It is to be understood, of course, that the quantitative I 4 data given above is given only to enable ready practice of the invention and is not intended in any way to limit its scope, which scope is set forth in the following claims.

What is claimed is:

1. A voltage converter arrangement including: an oscillator comprising a junction transistor having emitter, base and collector electrodes, an input circuit connected between said base and emitter electrodes, a source of supply voltage, a transformer having a primary winding and a secondary winding, said source and said primary winding being connected in series between said emitter and collector electrodes, said secondary winding being coupled to said input circuit in regenerative feedback relationship to sustain oscillations, whereby said transistor is alternately ina conducting and a non-conducting state, a load circuit, rectifying means connected to said oscillator to apply said oscillations to said load circuit thereby producing across said load circuit a voltage higher than said supply voltage, a smoothing condenser connected across said load circuit to smooth the current supplied to said load circuit through said rectifying means, and means for supplying to the base electrode of the transistor, during the conducting time intervals of the transistor, a forward current comprising at least a portion of the substantially unsmoothed current supplied to the load through said rectifying means.

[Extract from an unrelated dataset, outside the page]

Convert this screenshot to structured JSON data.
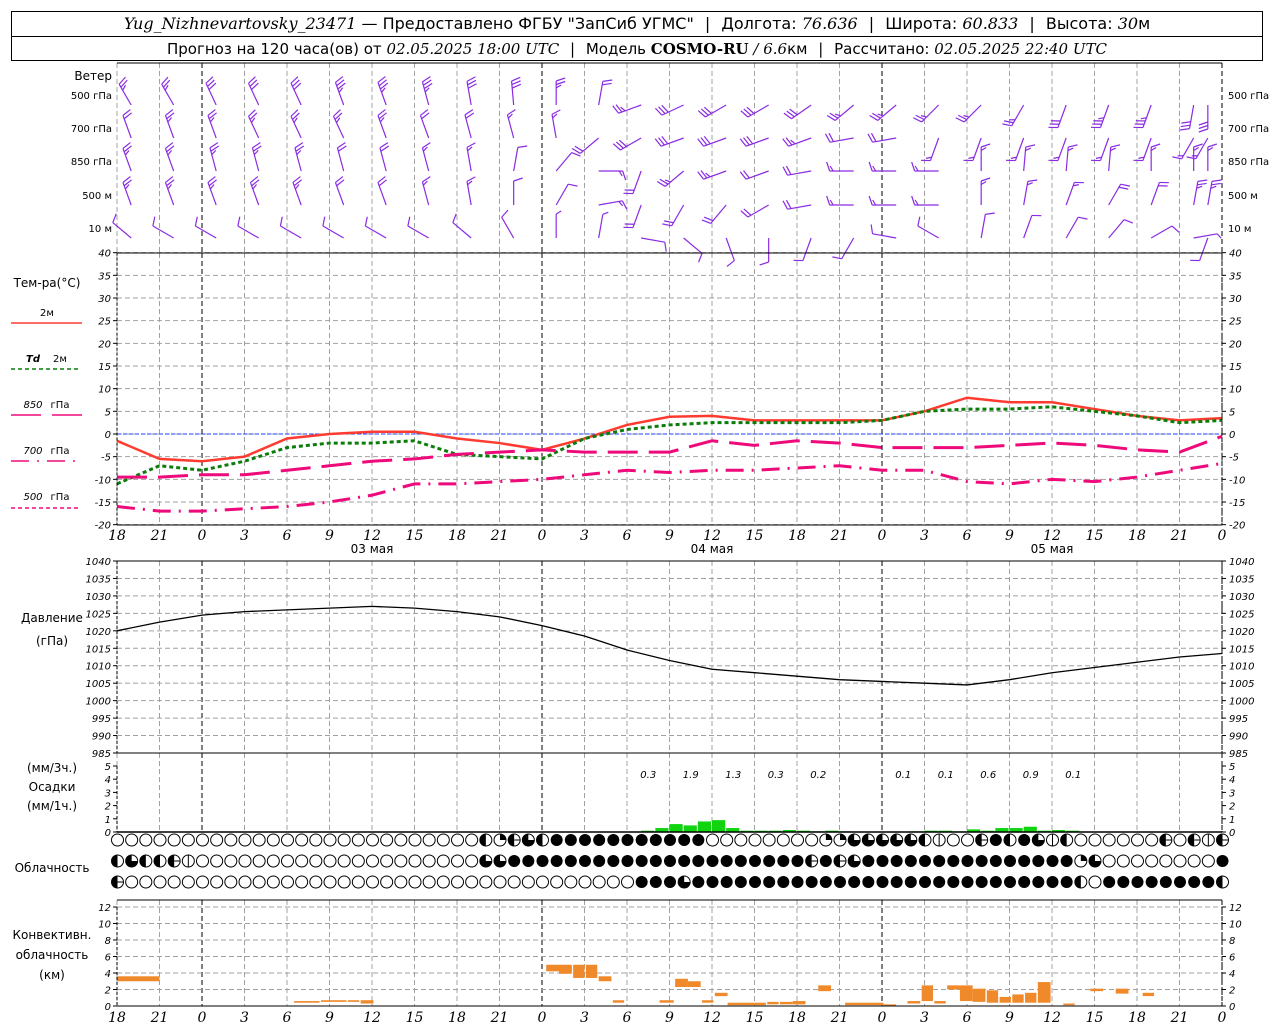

2. A voltage converter arrangement according to claim 1, wherein said means for supplying a forward current constitutes a closed circuit loop comprising the emitterbase path of the transistor, said secondary winding, said rectifying means and said load circuit, said rectifying means having the same pass direction as said emitterbase path.

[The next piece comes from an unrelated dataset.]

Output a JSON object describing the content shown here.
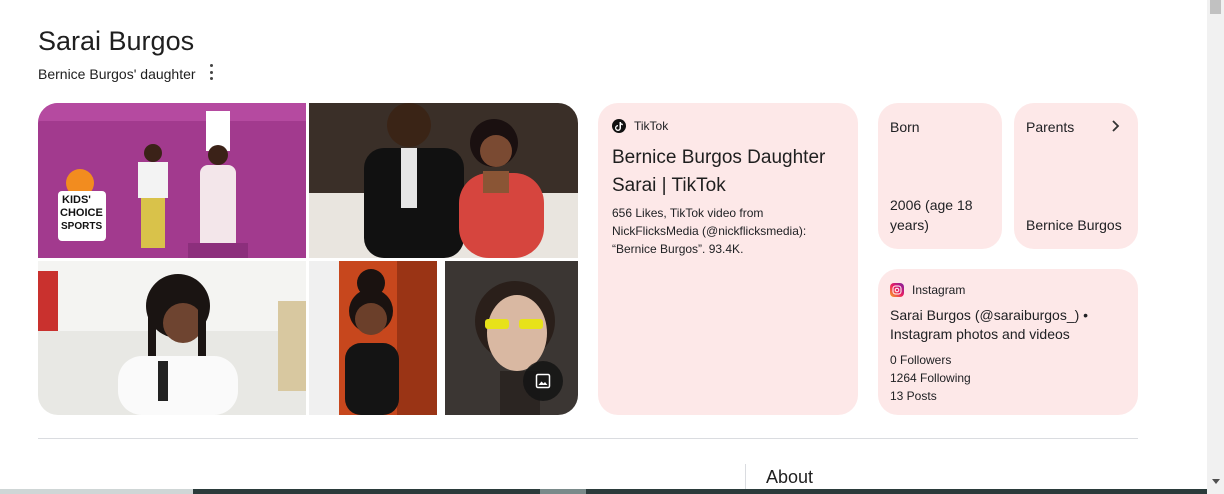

3. A voltage converter arrangement according to claim 1, further comprising a voltage divider connected across said secondary winding and a second condenser connected between said voltage divider and said input cir cuit, said capacitor supplying a reverse bias voltage to said input circuit when said transistor is in its non-conducting state.

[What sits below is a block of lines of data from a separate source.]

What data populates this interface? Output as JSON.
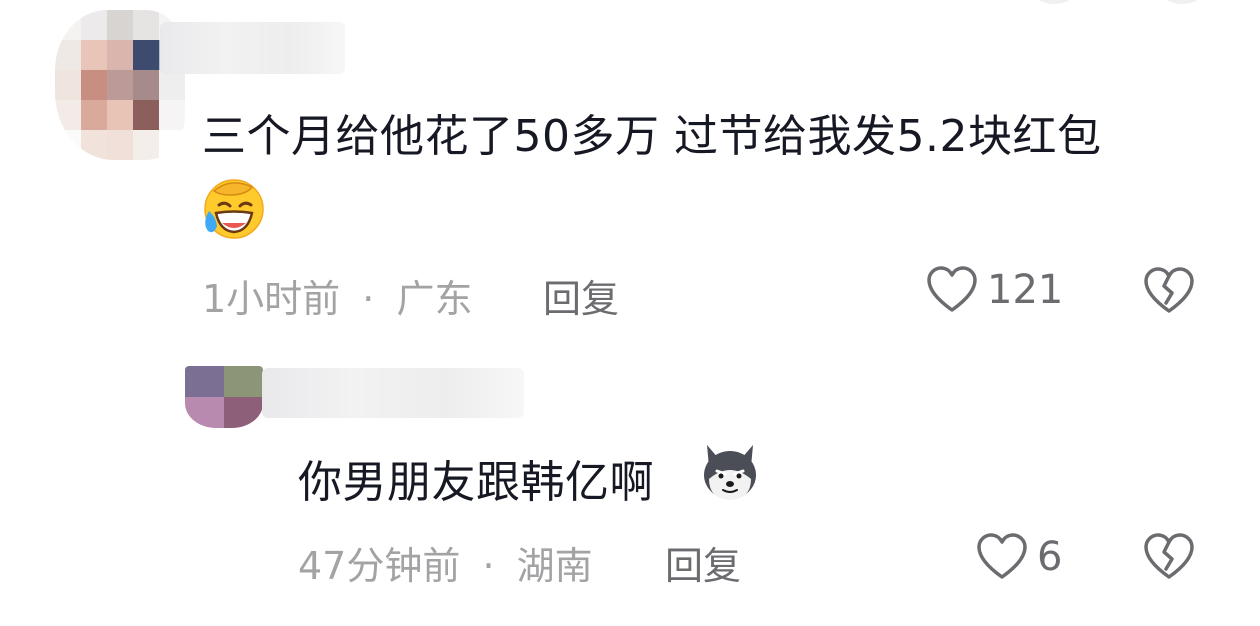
{
  "comments": [
    {
      "text": "三个月给他花了50多万 过节给我发5.2块红包",
      "emoji": "laughing-crying-emoji",
      "time": "1小时前",
      "separator": "·",
      "location": "广东",
      "reply_label": "回复",
      "likes": "121"
    },
    {
      "text": "你男朋友跟韩亿啊",
      "emoji": "husky-dog-emoji",
      "time": "47分钟前",
      "separator": "·",
      "location": "湖南",
      "reply_label": "回复",
      "likes": "6"
    }
  ],
  "icons": {
    "like": "heart-outline-icon",
    "dislike": "broken-heart-icon"
  },
  "colors": {
    "text_primary": "#161823",
    "text_meta": "#a3a3a6",
    "text_action": "#6b6b70"
  }
}
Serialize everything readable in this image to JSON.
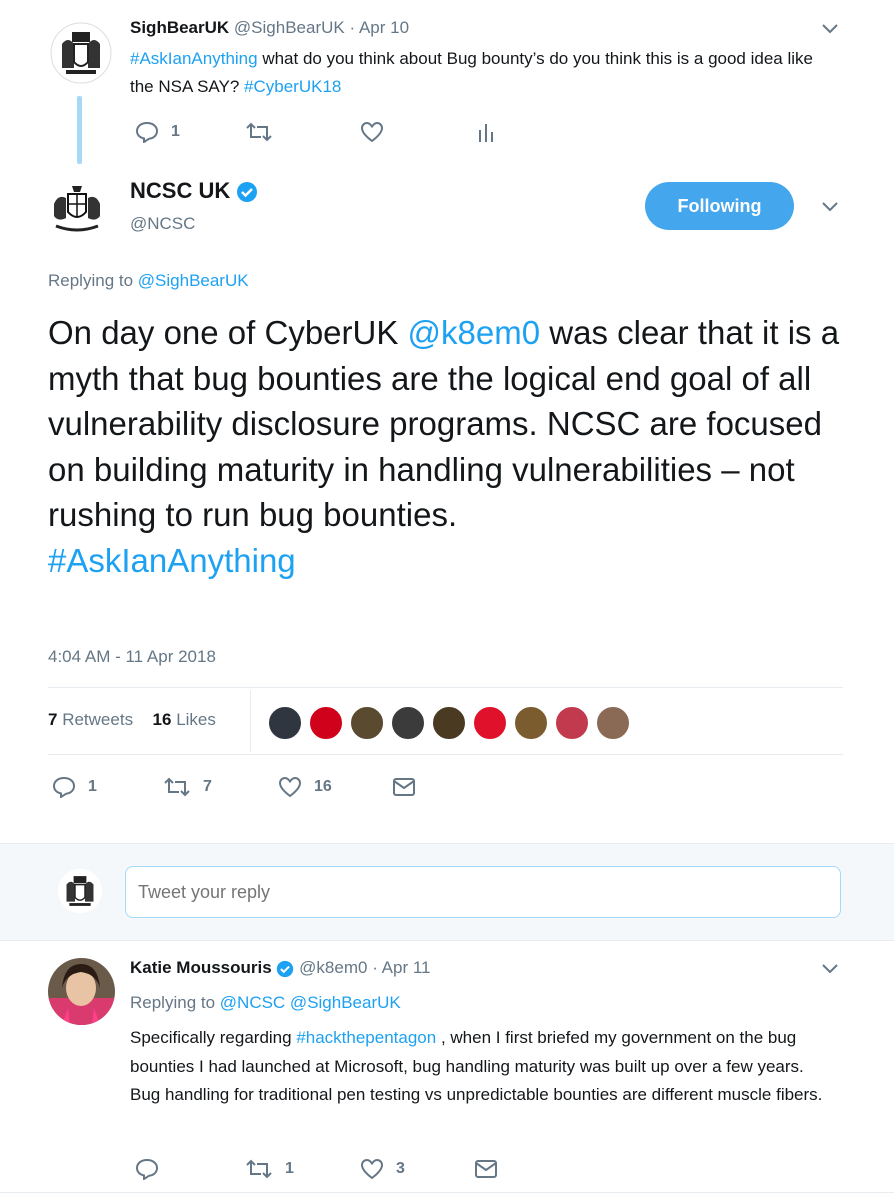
{
  "parent_tweet": {
    "name": "SighBearUK",
    "handle": "@SighBearUK",
    "sep": "·",
    "date": "Apr 10",
    "text_hashtag1": "#AskIanAnything",
    "text_body": " what do you think about Bug bounty’s do you think this is a good idea like the NSA SAY? ",
    "text_hashtag2": "#CyberUK18",
    "reply_count": "1"
  },
  "main_tweet": {
    "name": "NCSC UK",
    "handle": "@NCSC",
    "follow_label": "Following",
    "replying_prefix": "Replying to ",
    "replying_to": "@SighBearUK",
    "text_part1": "On day one of CyberUK ",
    "text_mention": "@k8em0",
    "text_part2": " was clear that it is a myth that bug bounties are the logical end goal of all vulnerability disclosure programs. NCSC are focused on building maturity in handling vulnerabilities – not rushing to run bug bounties.",
    "text_hashtag": "#AskIanAnything",
    "timestamp": "4:04 AM - 11 Apr 2018",
    "retweets_count": "7",
    "retweets_label": "Retweets",
    "likes_count": "16",
    "likes_label": "Likes",
    "liker_colors": [
      "#2f3640",
      "#d0021b",
      "#5a4a2f",
      "#3b3b3b",
      "#4a3a22",
      "#e0112b",
      "#7a5c2e",
      "#c23a4e",
      "#8a6a55"
    ],
    "reply_count": "1",
    "retweet_count": "7",
    "like_count": "16"
  },
  "reply_box": {
    "placeholder": "Tweet your reply"
  },
  "reply_tweet": {
    "name": "Katie Moussouris",
    "handle": "@k8em0",
    "sep": "·",
    "date": "Apr 11",
    "replying_prefix": "Replying to ",
    "replying_to": "@NCSC @SighBearUK",
    "text_part1": "Specifically regarding ",
    "text_hashtag": "#hackthepentagon",
    "text_part2": " , when I first briefed my government on the bug bounties I had launched at Microsoft, bug handling maturity was built up over a few years. Bug handling for traditional pen testing vs unpredictable bounties are different muscle fibers.",
    "retweet_count": "1",
    "like_count": "3"
  },
  "colors": {
    "accent": "#1da1f2",
    "follow_button": "#44a6ec",
    "muted": "#657786",
    "divider": "#e6ecf0",
    "composer_bg": "#f5f8fa"
  }
}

4. A voltage converter arrangement according to claim 2, further comprising a voltage divider connected across said secondary winding and a second condenser connected between said voltage divider and said input circuit, said capacitor supplying a reverse bias voltage to said input circuit When said transistor is in its non-conducting state.

References Cited in the file of this patent UNITED STATES PATENTS

Patent Citations
Cited PatentFiling datePublication dateApplicantTitle
US2780767 *Apr 7, 1955Feb 5, 1957Hartford Nat Bank & Trust CoCircuit arrangement for converting a low voltage into a high direct voltage
US2791739 *May 20, 1955May 7, 1957Philips CorpCircuit arrangement for converting a lower d. c. voltage into a higher d. c. voltage
Referenced by
Citing PatentFiling datePublication dateApplicantTitle
US3095533 *Jan 28, 1960Jun 25, 1963Rca CorpVoltage control circuits
US3530363 *Jun 26, 1968Sep 22, 1970Int Standard Electric CorpArrangement for stabilizing the rectified output voltage pulses of a transformer
US4228405 *Apr 23, 1979Oct 14, 1980Vrl Growth Associates, IncorporatedLoad activated normally quiescent waveform generator
US4274044 *Jun 4, 1979Jun 16, 1981U.S. Philips CorporationDC-DC Converter for charging a battery by means of a solar cell
Classifications
U.S. Classification363/18, 331/112, 363/62
International ClassificationH02M3/24, H02M3/335, H02M3/338
Cooperative ClassificationH02M3/338, H02M3/335, H02M3/3385, H02M3/3381
European ClassificationH02M3/338A, H02M3/338C, H02M3/335, H02M3/338